L'Oracolo in Messenia, an opera written by Vivaldi for Vienna in 1740, was reconstructed by Fabio Biondi in 2011 in a triumpan open to the famous Resonanzen festival in Vienna, appropriately enough. Originally, the opera was intended to be performed in Vienna during Carnival in 1741, but due to the death of the Austrian Emperor and ultimately, himself, his plans fell through. Vivaldi expert, Fabio Biondi, reconstructed the work using a recently discovered libretto in the Library of Congress, Viavaldi s personal scores as well as those from his contemporaries. Bajazet and Ercole sul Termodonte, two other Vivaldi operas recorded for Virgin classics, also follow the magnificent example Bondi set with L'Oracolo in Messenia. This world-premier recording of Vivaldi s last Viennese opera is led by Bondi himself on the violin and comprises a high-powered cast of soprano Julia Lezhneva; mezzo sopranos Ann Hallenberg,Vivica Genaux, Romina Basso and Franziska Gottwald; Counter tenor Xavier Sabata; and tenor Magnus Staveland. The performance was greeted with a standing ovation and it was said that The festival could not have launched its 20th anniversary in more triumphant fashion.
You may have noticed that two composers are named for this opera. As we know, opera librettos frequently were set to music by more than one composer in the 18th (and even 19th) century. Francesco Corselli was French by birth (Francois Courcelle was his real name) but worked in Parma and Madrid. His Farnace was written in 1736. Vivaldi composed his Farnace in 1727. For his performances of Vivaldi's version (in Madrid in October, 2001), the great string player and conductor Jordi Savall decided to do what was common practice back in Vivaldi's time–add some arias and other music from a contemporary work on the same subject–and for this he chose selections from Corselli's score.
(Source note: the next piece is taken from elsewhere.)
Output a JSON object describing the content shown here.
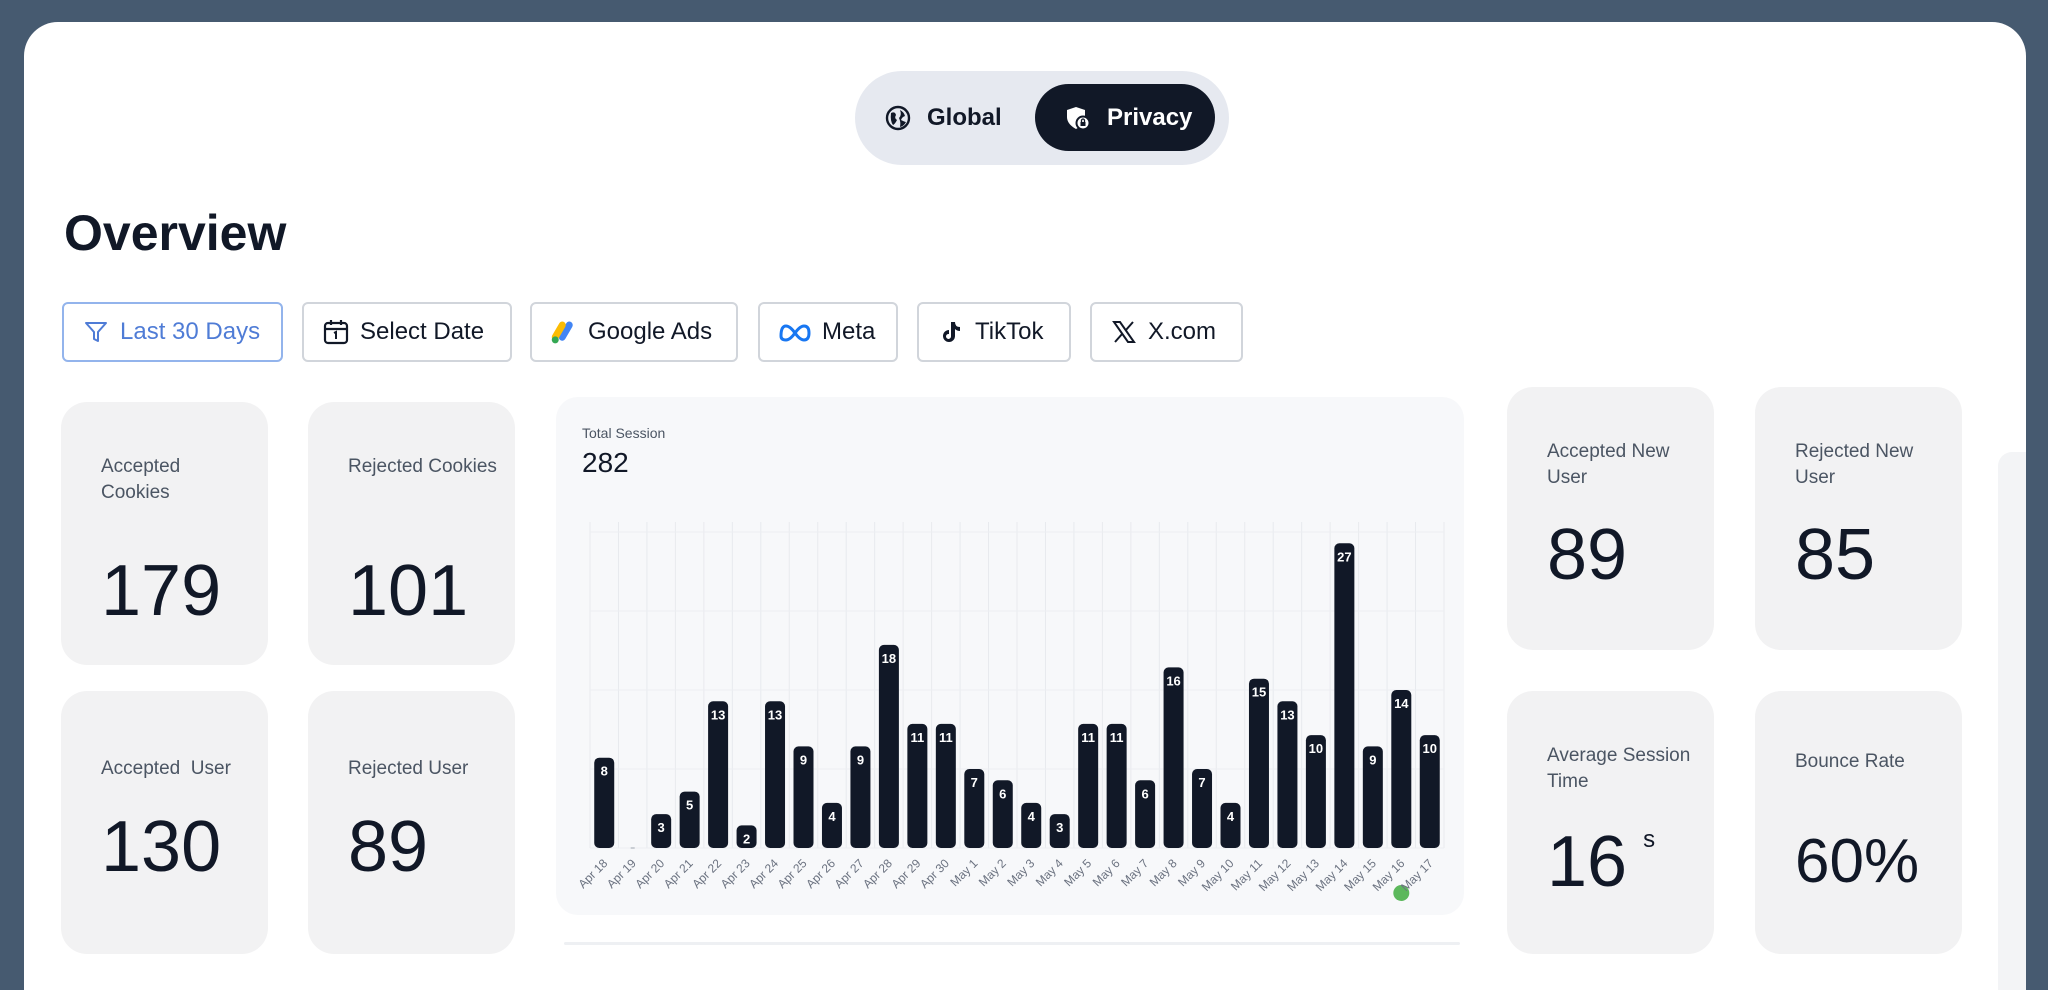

For the record, the bits of Corselli that Savall includes are a Sinfonia plus a recitative and aria for Berenice used as a prologue to Act 1, an aria for Farnace to begin Act 2, and a march preceding the action in Act 3–altogether a bit more than 20 minutes… –Robert Levine, ClassicsToday.com
What can anyone add to the praise that has deservedly been heaped on Robert King and the King's Consort's 11 discs of the complete sacred music of Vivaldi? Can one add that every single performance is first class – wonderfully musical, deeply dedicated, and profoundly spiritual?
Vivaldi's Dixit Dominus, RV 807, was added to the Vivaldi canon only in 2005; it was long attributed to Baldassare Galuppi. That shows you how minor composers don't get their due; it's a marvelous work, but it's only getting recordings now that Vivaldi's name is attached to it. At any rate, it's well worth hearing in this excellent performance by the rising British group La Nuova Musica, which has both vocal and instrumental components. They move like a well-oiled machine, making possible the clear communication of such vivid details as the musical depiction of a stream in the strings in the countertenor aria De torrente in via bibet (track 8) and the unusually elaborate fugue that concludes the work..
David Bates directs La Nuova Musica in a pair of contrasting settings of Psalm 109. Handel's masterful and ambitious HWV282 was penned in 1707 during a youthful visit to Italy. Vivaldi's vivid and economical RV807 (his third Dixit Dominus) was long mistakenly attributed to Baldassare Galuppi; it probably dates from the early 1730s. Rounding out the programme is Vivaldi's dazzling motet for solo voice, "In furore iustissimae irae", featuring soprano Lucy Crowe.